_Data shown_
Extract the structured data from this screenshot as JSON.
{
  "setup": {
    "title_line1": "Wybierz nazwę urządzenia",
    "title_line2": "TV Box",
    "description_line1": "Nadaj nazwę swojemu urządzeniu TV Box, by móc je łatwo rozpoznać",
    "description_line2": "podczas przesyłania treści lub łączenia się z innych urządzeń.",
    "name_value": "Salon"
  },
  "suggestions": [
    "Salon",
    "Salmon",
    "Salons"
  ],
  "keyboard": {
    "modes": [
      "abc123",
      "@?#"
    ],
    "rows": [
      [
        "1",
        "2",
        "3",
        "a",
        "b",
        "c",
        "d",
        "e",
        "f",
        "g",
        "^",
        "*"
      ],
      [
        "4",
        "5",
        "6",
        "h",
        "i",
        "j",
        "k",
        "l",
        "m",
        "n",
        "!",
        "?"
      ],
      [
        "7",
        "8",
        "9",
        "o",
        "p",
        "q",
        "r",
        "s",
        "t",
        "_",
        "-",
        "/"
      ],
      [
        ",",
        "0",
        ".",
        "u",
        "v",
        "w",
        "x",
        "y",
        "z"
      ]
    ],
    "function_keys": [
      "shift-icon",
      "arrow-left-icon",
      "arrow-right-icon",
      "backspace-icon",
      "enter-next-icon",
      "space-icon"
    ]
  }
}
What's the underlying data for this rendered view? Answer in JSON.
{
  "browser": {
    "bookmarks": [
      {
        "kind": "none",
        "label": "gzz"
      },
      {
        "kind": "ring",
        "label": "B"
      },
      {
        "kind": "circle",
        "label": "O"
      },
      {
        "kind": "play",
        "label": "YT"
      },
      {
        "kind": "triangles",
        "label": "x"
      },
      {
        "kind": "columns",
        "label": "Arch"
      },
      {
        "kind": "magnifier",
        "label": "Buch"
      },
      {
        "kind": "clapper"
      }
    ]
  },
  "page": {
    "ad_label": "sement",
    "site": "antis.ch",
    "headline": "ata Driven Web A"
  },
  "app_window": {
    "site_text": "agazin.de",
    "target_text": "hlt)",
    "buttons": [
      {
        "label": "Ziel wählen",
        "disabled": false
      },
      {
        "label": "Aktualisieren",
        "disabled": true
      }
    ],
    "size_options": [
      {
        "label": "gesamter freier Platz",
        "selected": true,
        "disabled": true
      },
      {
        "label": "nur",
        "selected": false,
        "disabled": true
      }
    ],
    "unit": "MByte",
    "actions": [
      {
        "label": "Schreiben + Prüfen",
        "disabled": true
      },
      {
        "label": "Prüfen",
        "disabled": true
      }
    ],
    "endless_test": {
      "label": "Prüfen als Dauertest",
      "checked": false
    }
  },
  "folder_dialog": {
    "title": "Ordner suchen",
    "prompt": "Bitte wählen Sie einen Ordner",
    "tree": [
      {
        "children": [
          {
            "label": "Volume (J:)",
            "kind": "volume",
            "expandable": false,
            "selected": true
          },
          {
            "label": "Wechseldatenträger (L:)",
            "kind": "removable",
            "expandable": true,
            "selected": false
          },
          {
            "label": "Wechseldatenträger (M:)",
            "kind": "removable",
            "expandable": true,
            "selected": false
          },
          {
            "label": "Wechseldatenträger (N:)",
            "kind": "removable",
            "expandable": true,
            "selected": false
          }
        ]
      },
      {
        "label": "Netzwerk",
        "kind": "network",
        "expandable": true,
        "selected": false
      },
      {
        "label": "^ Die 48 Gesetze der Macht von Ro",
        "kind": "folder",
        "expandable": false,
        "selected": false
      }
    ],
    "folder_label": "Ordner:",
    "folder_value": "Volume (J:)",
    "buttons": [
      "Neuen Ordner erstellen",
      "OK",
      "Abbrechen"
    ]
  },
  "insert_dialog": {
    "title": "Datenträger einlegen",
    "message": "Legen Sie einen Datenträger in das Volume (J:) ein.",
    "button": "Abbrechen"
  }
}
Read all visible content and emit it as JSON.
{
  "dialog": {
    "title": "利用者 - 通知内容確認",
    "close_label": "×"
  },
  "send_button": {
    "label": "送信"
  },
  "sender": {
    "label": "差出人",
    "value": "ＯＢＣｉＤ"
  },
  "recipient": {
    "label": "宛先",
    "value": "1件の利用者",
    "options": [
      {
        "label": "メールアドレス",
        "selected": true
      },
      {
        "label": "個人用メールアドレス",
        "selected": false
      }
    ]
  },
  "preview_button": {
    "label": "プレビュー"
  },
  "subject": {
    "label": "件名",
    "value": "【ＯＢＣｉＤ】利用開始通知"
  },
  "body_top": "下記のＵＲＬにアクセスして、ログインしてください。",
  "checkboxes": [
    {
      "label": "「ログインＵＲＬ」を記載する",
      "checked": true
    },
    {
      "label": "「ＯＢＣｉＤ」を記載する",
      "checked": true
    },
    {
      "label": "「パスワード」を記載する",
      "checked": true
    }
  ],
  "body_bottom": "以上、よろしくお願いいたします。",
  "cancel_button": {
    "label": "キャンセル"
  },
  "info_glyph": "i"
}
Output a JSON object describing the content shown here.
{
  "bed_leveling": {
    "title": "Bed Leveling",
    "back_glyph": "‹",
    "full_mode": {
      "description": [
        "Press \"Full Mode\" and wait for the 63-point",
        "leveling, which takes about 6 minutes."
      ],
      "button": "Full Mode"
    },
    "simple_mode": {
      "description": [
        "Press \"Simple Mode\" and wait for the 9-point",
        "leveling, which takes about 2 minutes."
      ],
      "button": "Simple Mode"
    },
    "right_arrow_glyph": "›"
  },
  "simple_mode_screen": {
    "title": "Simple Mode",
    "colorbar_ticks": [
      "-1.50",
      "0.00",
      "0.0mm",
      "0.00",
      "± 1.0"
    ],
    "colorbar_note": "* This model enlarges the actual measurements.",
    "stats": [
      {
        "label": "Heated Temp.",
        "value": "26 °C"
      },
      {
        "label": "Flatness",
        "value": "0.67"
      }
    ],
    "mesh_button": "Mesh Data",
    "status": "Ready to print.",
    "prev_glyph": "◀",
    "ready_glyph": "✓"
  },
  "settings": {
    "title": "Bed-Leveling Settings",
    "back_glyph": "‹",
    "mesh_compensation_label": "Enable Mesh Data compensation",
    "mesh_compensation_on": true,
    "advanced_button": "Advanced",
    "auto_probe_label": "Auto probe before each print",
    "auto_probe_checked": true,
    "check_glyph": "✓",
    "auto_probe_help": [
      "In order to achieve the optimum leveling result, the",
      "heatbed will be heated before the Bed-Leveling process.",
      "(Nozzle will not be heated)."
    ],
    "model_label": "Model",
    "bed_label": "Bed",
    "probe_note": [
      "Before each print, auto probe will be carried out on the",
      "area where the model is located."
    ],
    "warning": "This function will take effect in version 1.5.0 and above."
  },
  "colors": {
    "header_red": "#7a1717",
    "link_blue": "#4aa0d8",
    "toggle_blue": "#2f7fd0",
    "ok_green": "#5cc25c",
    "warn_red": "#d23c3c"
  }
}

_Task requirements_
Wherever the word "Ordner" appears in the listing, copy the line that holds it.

_Answer to this exercise_
    "title": "Ordner suchen",
    "prompt": "Bitte wählen Sie einen Ordner",
    "folder_label": "Ordner:",
      "Neuen Ordner erstellen",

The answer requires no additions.